[Extracted data entries]
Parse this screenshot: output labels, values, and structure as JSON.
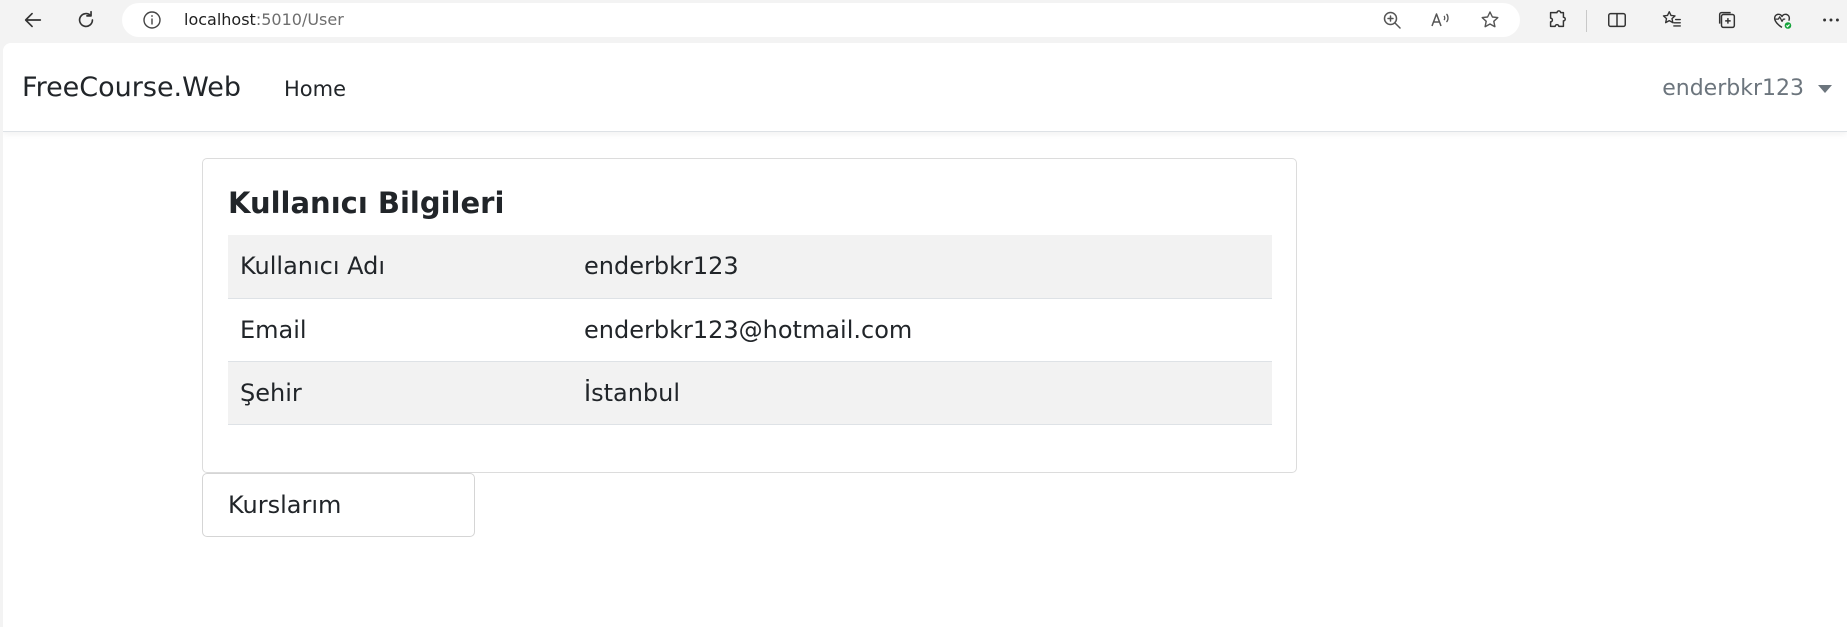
{
  "browser": {
    "url_host": "localhost",
    "url_path": ":5010/User",
    "icons": [
      "back-icon",
      "refresh-icon",
      "info-icon",
      "zoom-icon",
      "read-aloud-icon",
      "favorite-star-icon",
      "extensions-icon",
      "split-screen-icon",
      "favorites-icon",
      "collections-icon",
      "browser-essentials-icon",
      "more-icon"
    ]
  },
  "navbar": {
    "brand": "FreeCourse.Web",
    "home": "Home",
    "user": "enderbkr123"
  },
  "card": {
    "title": "Kullanıcı Bilgileri",
    "rows": [
      {
        "label": "Kullanıcı Adı",
        "value": "enderbkr123"
      },
      {
        "label": "Email",
        "value": "enderbkr123@hotmail.com"
      },
      {
        "label": "Şehir",
        "value": "İstanbul"
      }
    ]
  },
  "courses_button": "Kurslarım"
}
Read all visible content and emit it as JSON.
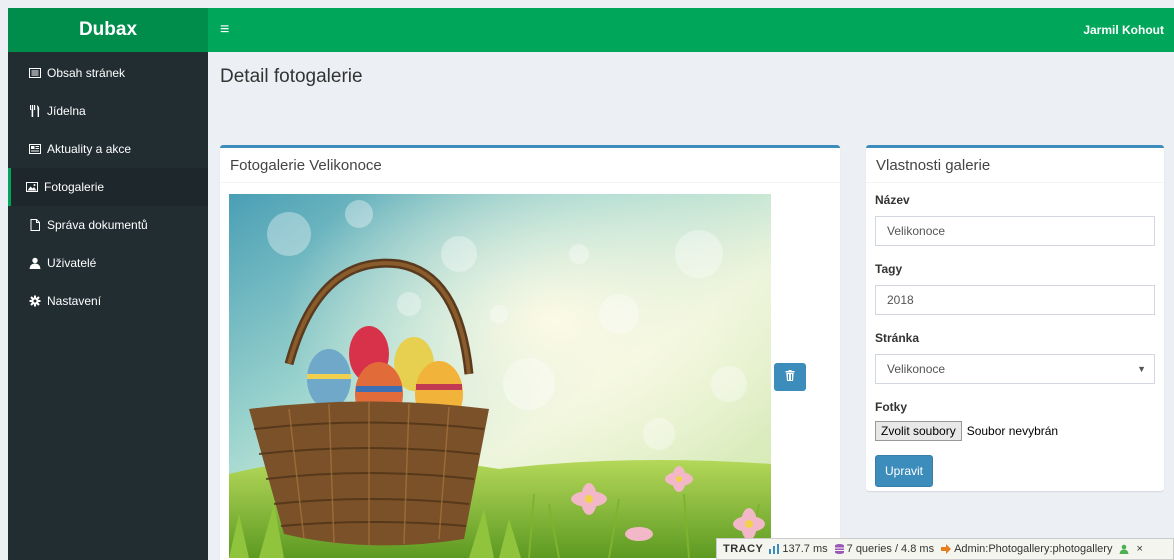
{
  "app": {
    "title": "Dubax",
    "user": "Jarmil Kohout"
  },
  "sidebar": {
    "items": [
      {
        "label": "Obsah stránek",
        "icon": "list-icon"
      },
      {
        "label": "Jídelna",
        "icon": "cutlery-icon"
      },
      {
        "label": "Aktuality a akce",
        "icon": "newspaper-icon"
      },
      {
        "label": "Fotogalerie",
        "icon": "image-icon",
        "active": true
      },
      {
        "label": "Správa dokumentů",
        "icon": "document-icon"
      },
      {
        "label": "Uživatelé",
        "icon": "user-icon"
      },
      {
        "label": "Nastavení",
        "icon": "gear-icon"
      }
    ]
  },
  "page": {
    "title": "Detail fotogalerie"
  },
  "gallery": {
    "title": "Fotogalerie Velikonoce"
  },
  "properties": {
    "title": "Vlastnosti galerie",
    "name_label": "Název",
    "name_value": "Velikonoce",
    "tags_label": "Tagy",
    "tags_value": "2018",
    "page_label": "Stránka",
    "page_value": "Velikonoce",
    "photos_label": "Fotky",
    "file_button": "Zvolit soubory",
    "file_status": "Soubor nevybrán",
    "submit": "Upravit"
  },
  "tracy": {
    "logo": "TRACY",
    "time": "137.7 ms",
    "queries": "7 queries / 4.8 ms",
    "route": "Admin:Photogallery:photogallery",
    "close": "×"
  },
  "colors": {
    "brand": "#00a65a",
    "brand_dark": "#008d4c",
    "sidebar": "#222d32",
    "primary": "#3c8dbc"
  }
}
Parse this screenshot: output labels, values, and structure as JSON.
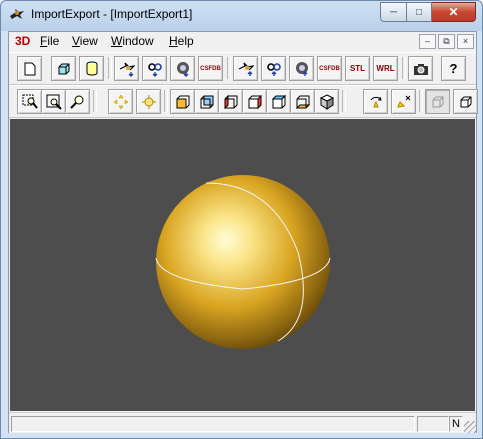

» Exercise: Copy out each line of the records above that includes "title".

» Written solution:
    "title": "Kullanıcı Bilgileri",
    "title": "Dubax",
    "title": "Detail fotogalerie"
    "title": "Fotogalerie Velikonoce"
    "title": "Vlastnosti galerie",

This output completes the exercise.